Cheek, Lawrence W. “Tucson Public Library: Library Troubles from A to Z.” Tucson Citizen. July 15, 1981. (Pima County Public Library vertical files).
Cheek, Lawrence W. “Library System Future Hazy as Chief Leaves.” Tucson Citizen. June 11, 1982a. (Pima County Public Library vertical files).
Coile, Norma. “Some Still Don’t Like Library Site.” Tucson Citizen. September 6, 1985. (Pima County Public Library vertical files).
“Downtown Library Decision Nears.” Downtown Illustrated. Vol 1 #4. June 1985. (Pima County Public Library vertical files).
Pima County Public Library. “Joel D Valdez Main Library History.” Last modified November 7, 2018. https://www.library.pima.gov/blogs/post/joel-d-valdez-main-library-history/

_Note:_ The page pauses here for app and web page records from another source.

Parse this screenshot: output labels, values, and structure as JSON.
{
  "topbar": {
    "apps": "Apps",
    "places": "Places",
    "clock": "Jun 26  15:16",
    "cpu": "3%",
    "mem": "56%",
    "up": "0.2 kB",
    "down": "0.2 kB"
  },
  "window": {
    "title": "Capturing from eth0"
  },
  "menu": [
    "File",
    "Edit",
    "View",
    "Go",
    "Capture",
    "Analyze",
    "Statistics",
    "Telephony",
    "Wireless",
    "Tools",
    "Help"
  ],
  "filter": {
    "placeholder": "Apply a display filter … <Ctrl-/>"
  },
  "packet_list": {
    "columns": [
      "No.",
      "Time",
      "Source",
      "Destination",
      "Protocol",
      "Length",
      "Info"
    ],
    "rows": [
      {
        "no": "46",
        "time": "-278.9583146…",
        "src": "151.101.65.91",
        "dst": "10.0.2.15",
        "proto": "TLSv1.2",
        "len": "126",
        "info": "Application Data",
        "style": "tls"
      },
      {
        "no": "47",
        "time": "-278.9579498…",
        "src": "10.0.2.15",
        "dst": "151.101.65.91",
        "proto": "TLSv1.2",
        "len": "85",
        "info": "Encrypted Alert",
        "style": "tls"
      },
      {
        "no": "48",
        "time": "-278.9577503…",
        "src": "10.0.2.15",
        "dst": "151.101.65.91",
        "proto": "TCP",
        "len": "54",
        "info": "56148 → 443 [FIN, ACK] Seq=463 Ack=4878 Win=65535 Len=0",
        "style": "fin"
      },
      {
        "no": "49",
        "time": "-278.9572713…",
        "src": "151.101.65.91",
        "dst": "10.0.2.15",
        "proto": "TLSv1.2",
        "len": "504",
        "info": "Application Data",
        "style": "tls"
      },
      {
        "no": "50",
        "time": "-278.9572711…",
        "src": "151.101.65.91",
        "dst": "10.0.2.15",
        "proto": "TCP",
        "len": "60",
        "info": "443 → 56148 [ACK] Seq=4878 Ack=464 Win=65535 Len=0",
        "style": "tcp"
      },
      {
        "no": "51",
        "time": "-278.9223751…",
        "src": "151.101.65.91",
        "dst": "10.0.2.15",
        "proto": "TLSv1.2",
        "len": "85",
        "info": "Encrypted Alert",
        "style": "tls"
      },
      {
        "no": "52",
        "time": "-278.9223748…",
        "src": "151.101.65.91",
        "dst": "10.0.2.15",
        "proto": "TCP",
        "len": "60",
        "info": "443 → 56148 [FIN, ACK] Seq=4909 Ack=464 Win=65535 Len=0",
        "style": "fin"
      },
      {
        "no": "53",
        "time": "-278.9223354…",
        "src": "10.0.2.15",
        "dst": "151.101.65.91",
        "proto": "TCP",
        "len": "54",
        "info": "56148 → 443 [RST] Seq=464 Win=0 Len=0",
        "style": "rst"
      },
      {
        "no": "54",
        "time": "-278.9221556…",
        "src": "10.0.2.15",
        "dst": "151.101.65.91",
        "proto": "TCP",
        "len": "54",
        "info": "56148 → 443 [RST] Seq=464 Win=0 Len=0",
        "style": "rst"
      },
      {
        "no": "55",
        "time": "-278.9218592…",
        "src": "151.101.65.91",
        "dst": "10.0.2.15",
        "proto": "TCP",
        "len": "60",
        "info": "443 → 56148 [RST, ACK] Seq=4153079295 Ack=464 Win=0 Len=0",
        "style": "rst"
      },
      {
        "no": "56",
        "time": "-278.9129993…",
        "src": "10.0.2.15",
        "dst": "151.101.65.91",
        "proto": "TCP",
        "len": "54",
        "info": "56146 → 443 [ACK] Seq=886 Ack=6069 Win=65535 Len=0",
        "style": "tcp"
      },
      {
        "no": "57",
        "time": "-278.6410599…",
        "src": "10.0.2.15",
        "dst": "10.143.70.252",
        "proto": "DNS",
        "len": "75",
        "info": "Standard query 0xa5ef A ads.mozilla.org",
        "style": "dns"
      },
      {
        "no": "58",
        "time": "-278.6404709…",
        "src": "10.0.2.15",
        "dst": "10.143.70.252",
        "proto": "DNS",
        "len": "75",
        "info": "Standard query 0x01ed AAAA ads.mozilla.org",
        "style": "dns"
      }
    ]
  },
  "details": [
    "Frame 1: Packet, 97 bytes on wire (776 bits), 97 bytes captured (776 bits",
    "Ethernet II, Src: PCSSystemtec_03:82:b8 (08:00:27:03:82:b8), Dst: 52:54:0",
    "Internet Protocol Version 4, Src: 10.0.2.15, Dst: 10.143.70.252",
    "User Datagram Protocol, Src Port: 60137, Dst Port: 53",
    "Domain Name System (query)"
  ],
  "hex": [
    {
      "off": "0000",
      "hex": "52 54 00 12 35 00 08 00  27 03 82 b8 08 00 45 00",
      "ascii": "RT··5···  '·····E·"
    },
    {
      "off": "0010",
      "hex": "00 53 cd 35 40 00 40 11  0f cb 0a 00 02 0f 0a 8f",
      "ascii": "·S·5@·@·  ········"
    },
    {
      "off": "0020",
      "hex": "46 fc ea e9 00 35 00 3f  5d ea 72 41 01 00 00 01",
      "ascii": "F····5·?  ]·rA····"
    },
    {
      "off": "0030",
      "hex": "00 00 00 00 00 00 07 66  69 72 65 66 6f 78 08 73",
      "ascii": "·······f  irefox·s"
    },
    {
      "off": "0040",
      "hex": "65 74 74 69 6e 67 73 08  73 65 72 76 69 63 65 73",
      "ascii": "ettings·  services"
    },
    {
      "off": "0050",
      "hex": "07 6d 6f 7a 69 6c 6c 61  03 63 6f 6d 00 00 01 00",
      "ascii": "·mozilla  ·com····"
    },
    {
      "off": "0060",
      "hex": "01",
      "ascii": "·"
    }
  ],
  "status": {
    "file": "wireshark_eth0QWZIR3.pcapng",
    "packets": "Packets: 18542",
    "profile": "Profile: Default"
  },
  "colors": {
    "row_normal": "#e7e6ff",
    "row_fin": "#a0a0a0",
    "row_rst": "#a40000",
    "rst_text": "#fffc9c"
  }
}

Pima County Public Library. “Newsroom.” Library facts. Last modified November 7, 2018. https://www.library.pima.gov/newsroom/
Pima County Public Library. “Vision, Mission, and Values.” Last modified November 7, 2018. https://www.library.pima.gov/mission/
PimaLib_AskALibrarian. “History of Pima County Public Library.” November 22, 2016. Last modified November 7, 2018. https://www.library.pima.gov/blogs/post/history-of-pima-county-public-library/
Villareal, Phil. “Tucson Oddity: Downtown's 'Sonora' Filled with Symbolism.” Arizona Daily Star. October 10, 2011. https://tucson.com/news/local/tucson-oddity-downtown-s-sonora-filled-with-symbolism/article_9a2e3662-7dea-5f97-865a-e84bc1e3cb8d.html